Young women took on leadership roles in the women’s movement and introduced new tactics.
Instead of inviting women to sit quietly in large meeting halls, these women held large outdoors rallies to attract new women to the cause.
In 1908 some New York women went on a “trolley car campaign,” giving speeches at stops on the way to the state capital in Albany.
Similarly, Illinois suffragists organized a “Suffrage Special” train to the state capital in Springfield, where twenty-five women give three-minute pro-suffrage speeches to the legislature.
In 1906 Susan B. Anthony, then 86 years old, addressed the National American Woman Suffrage Association for the last time.
“Failure is impossible!” she declared.

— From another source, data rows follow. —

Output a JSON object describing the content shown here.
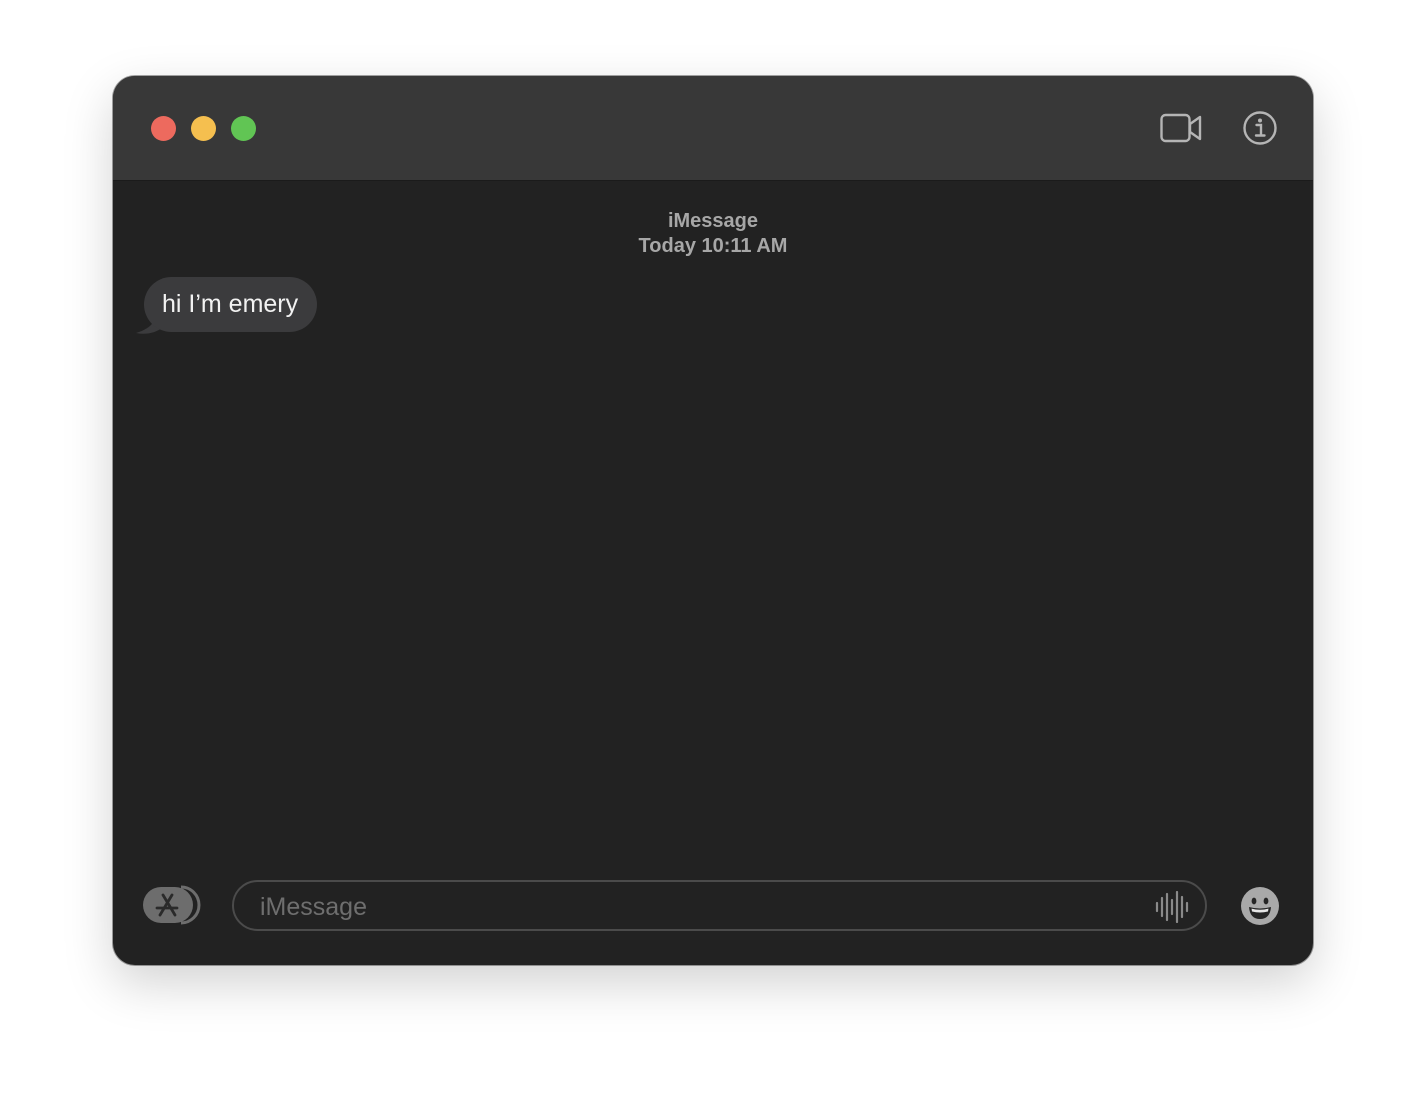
{
  "window": {
    "controls": [
      "close",
      "minimize",
      "zoom"
    ],
    "toolbar": {
      "video_icon": "video-camera-icon",
      "info_icon": "info-icon"
    }
  },
  "conversation": {
    "service": "iMessage",
    "timestamp": "Today 10:11 AM",
    "messages": [
      {
        "direction": "incoming",
        "text": "hi I’m emery"
      }
    ]
  },
  "composer": {
    "placeholder": "iMessage",
    "value": "",
    "apps_icon": "app-store-icon",
    "audio_icon": "audio-waveform-icon",
    "emoji_icon": "emoji-icon"
  },
  "colors": {
    "background": "#222222",
    "titlebar": "#383838",
    "bubble_incoming": "#3b3b3d",
    "close": "#ed6a5e",
    "minimize": "#f5bf4f",
    "zoom": "#61c554"
  }
}
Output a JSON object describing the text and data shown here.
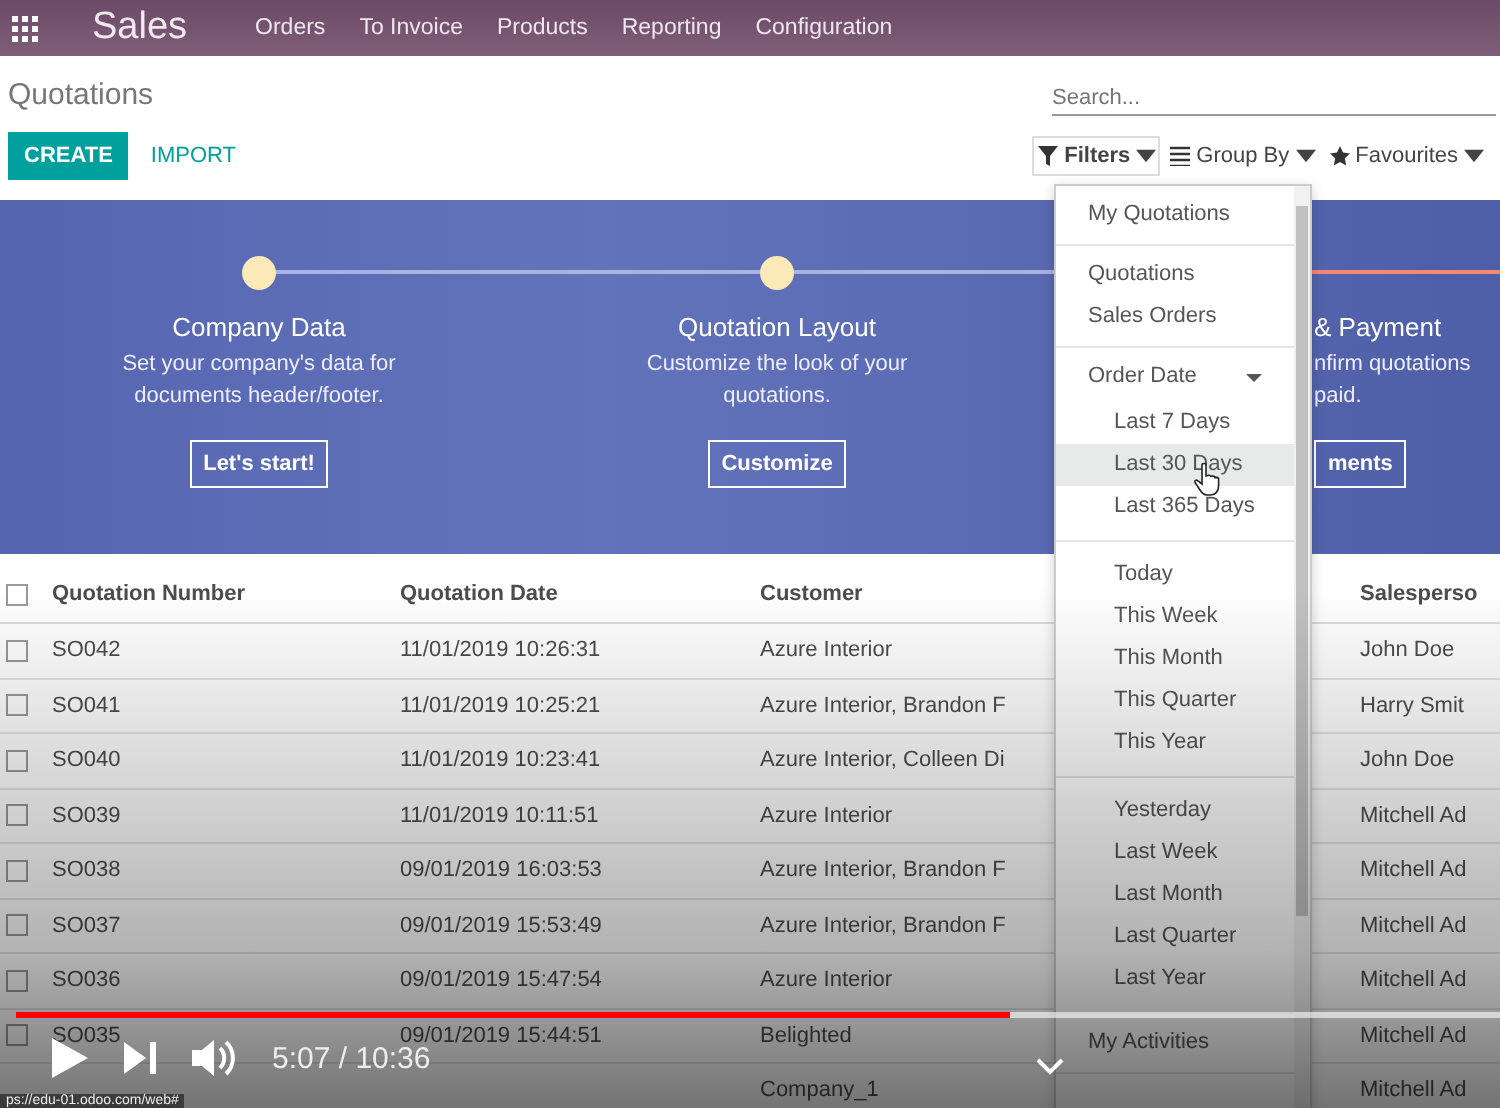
{
  "navbar": {
    "app": "Sales",
    "menu": [
      "Orders",
      "To Invoice",
      "Products",
      "Reporting",
      "Configuration"
    ]
  },
  "control_panel": {
    "title": "Quotations",
    "search": {
      "placeholder": "Search..."
    },
    "buttons": [
      {
        "label": "CREATE",
        "kind": "primary"
      },
      {
        "label": "IMPORT",
        "kind": "link"
      }
    ],
    "search_options": [
      {
        "label": "Filters",
        "kind": "filter",
        "open": true
      },
      {
        "label": "Group By",
        "kind": "group"
      },
      {
        "label": "Favourites",
        "kind": "star"
      }
    ]
  },
  "banner": {
    "steps": [
      {
        "kind": "full",
        "title": "Company Data",
        "description": "Set your company's data for documents header/footer.",
        "button": "Let's start!"
      },
      {
        "kind": "full",
        "title": "Quotation Layout",
        "description": "Customize the look of your quotations.",
        "button": "Customize"
      },
      {
        "kind": "clipped",
        "title": "& Payment",
        "description": [
          "nfirm quotations",
          "paid."
        ],
        "button": "ments"
      }
    ]
  },
  "table": {
    "columns": [
      "Quotation Number",
      "Quotation Date",
      "Customer",
      "Salesperso"
    ],
    "header_checked": false,
    "rows": [
      {
        "checked": false,
        "number": "SO042",
        "date": "11/01/2019 10:26:31",
        "customer": "Azure Interior",
        "salesperson": "John Doe"
      },
      {
        "checked": false,
        "number": "SO041",
        "date": "11/01/2019 10:25:21",
        "customer": "Azure Interior, Brandon F",
        "salesperson": "Harry Smit"
      },
      {
        "checked": false,
        "number": "SO040",
        "date": "11/01/2019 10:23:41",
        "customer": "Azure Interior, Colleen Di",
        "salesperson": "John Doe"
      },
      {
        "checked": false,
        "number": "SO039",
        "date": "11/01/2019 10:11:51",
        "customer": "Azure Interior",
        "salesperson": "Mitchell Ad"
      },
      {
        "checked": false,
        "number": "SO038",
        "date": "09/01/2019 16:03:53",
        "customer": "Azure Interior, Brandon F",
        "salesperson": "Mitchell Ad"
      },
      {
        "checked": false,
        "number": "SO037",
        "date": "09/01/2019 15:53:49",
        "customer": "Azure Interior, Brandon F",
        "salesperson": "Mitchell Ad"
      },
      {
        "checked": false,
        "number": "SO036",
        "date": "09/01/2019 15:47:54",
        "customer": "Azure Interior",
        "salesperson": "Mitchell Ad"
      },
      {
        "checked": false,
        "number": "SO035",
        "date": "09/01/2019 15:44:51",
        "customer": "Belighted",
        "salesperson": "Mitchell Ad"
      },
      {
        "customer": "Company_1",
        "salesperson": "Mitchell Ad"
      }
    ]
  },
  "filter_menu": {
    "sections": [
      {
        "items": [
          {
            "label": "My Quotations",
            "selected": false
          }
        ]
      },
      {
        "items": [
          {
            "label": "Quotations",
            "selected": false
          },
          {
            "label": "Sales Orders",
            "selected": false
          }
        ]
      },
      {
        "group": {
          "label": "Order Date",
          "expanded": true,
          "sections": [
            {
              "items": [
                {
                  "label": "Last 7 Days",
                  "selected": false
                },
                {
                  "label": "Last 30 Days",
                  "selected": true
                },
                {
                  "label": "Last 365 Days",
                  "selected": false
                }
              ]
            },
            {
              "items": [
                {
                  "label": "Today",
                  "selected": false
                },
                {
                  "label": "This Week",
                  "selected": false
                },
                {
                  "label": "This Month",
                  "selected": false
                },
                {
                  "label": "This Quarter",
                  "selected": false
                },
                {
                  "label": "This Year",
                  "selected": false
                }
              ]
            },
            {
              "items": [
                {
                  "label": "Yesterday",
                  "selected": false
                },
                {
                  "label": "Last Week",
                  "selected": false
                },
                {
                  "label": "Last Month",
                  "selected": false
                },
                {
                  "label": "Last Quarter",
                  "selected": false
                },
                {
                  "label": "Last Year",
                  "selected": false
                }
              ]
            }
          ]
        }
      },
      {
        "items": [
          {
            "label": "My Activities",
            "selected": false
          }
        ]
      }
    ]
  },
  "video_player": {
    "playing": false,
    "level": 0.67,
    "time": "5:07 / 10:36",
    "status_url": "ps://edu-01.odoo.com/web#"
  }
}
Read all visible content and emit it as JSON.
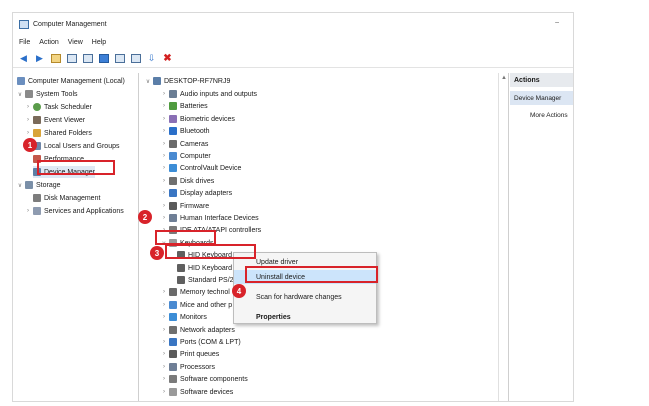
{
  "window": {
    "title": "Computer Management",
    "minimize": "–"
  },
  "menu": [
    "File",
    "Action",
    "View",
    "Help"
  ],
  "left_tree": {
    "root": "Computer Management (Local)",
    "system_tools": "System Tools",
    "task_scheduler": "Task Scheduler",
    "event_viewer": "Event Viewer",
    "shared_folders": "Shared Folders",
    "local_users": "Local Users and Groups",
    "performance": "Performance",
    "device_manager": "Device Manager",
    "storage": "Storage",
    "disk_management": "Disk Management",
    "services": "Services and Applications"
  },
  "device_tree": {
    "computer": "DESKTOP-RF7NRJ9",
    "items": [
      "Audio inputs and outputs",
      "Batteries",
      "Biometric devices",
      "Bluetooth",
      "Cameras",
      "Computer",
      "ControlVault Device",
      "Disk drives",
      "Display adapters",
      "Firmware",
      "Human Interface Devices",
      "IDE ATA/ATAPI controllers",
      "Keyboards"
    ],
    "keyboard_children": [
      "HID Keyboard",
      "HID Keyboard",
      "Standard PS/2"
    ],
    "items_after": [
      "Memory technol",
      "Mice and other p",
      "Monitors",
      "Network adapters",
      "Ports (COM & LPT)",
      "Print queues",
      "Processors",
      "Software components",
      "Software devices"
    ]
  },
  "context_menu": {
    "update_driver": "Update driver",
    "uninstall_device": "Uninstall device",
    "scan_hardware": "Scan for hardware changes",
    "properties": "Properties"
  },
  "actions": {
    "header": "Actions",
    "section": "Device Manager",
    "more": "More Actions"
  },
  "callouts": [
    "1",
    "2",
    "3",
    "4"
  ],
  "colors": {
    "highlight": "#d8232a",
    "selection": "#cce4fb",
    "accent": "#2a6fc9"
  },
  "icons": {
    "back": "arrow-left-icon",
    "forward": "arrow-right-icon",
    "delete": "x-icon",
    "expand": "chevron-right-icon",
    "collapse": "chevron-down-icon"
  }
}
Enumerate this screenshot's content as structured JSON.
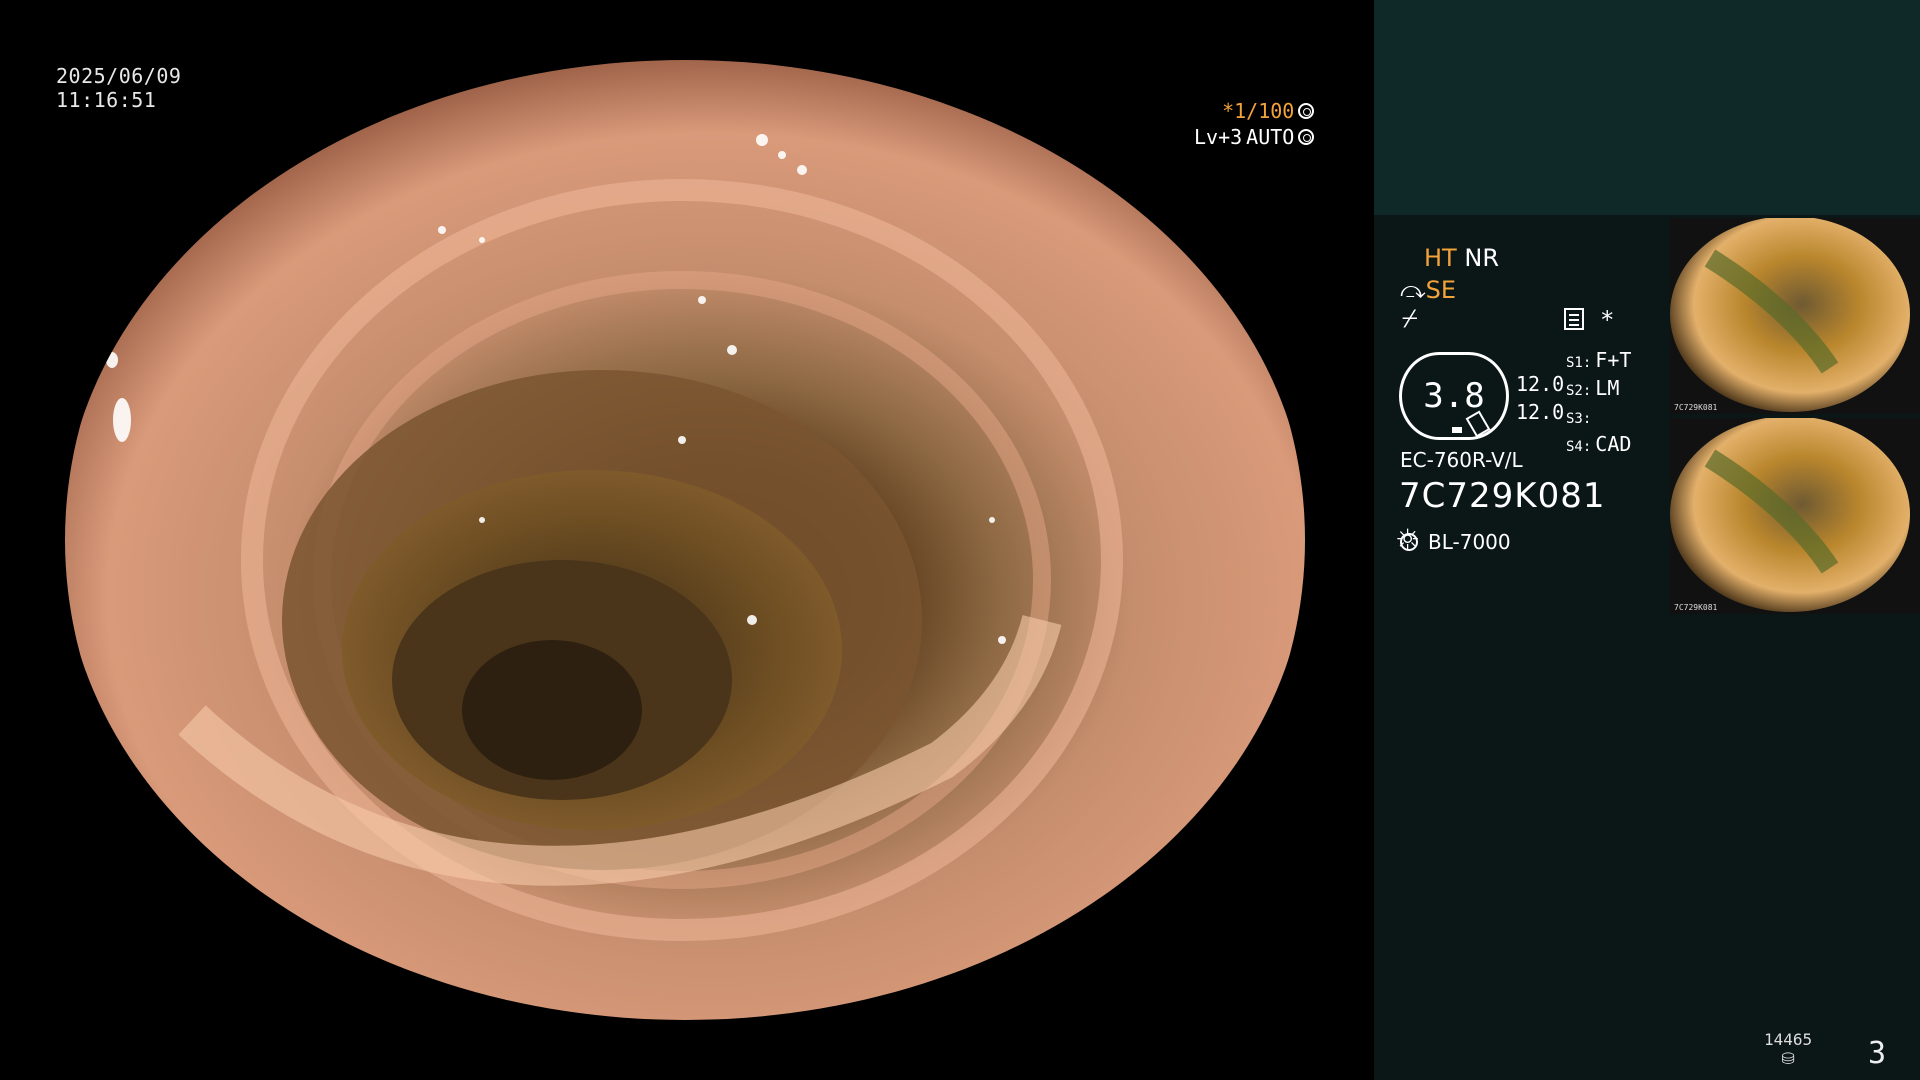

Anthony had fought for more than fifty years for women’s suffrage, but she did not live to vote.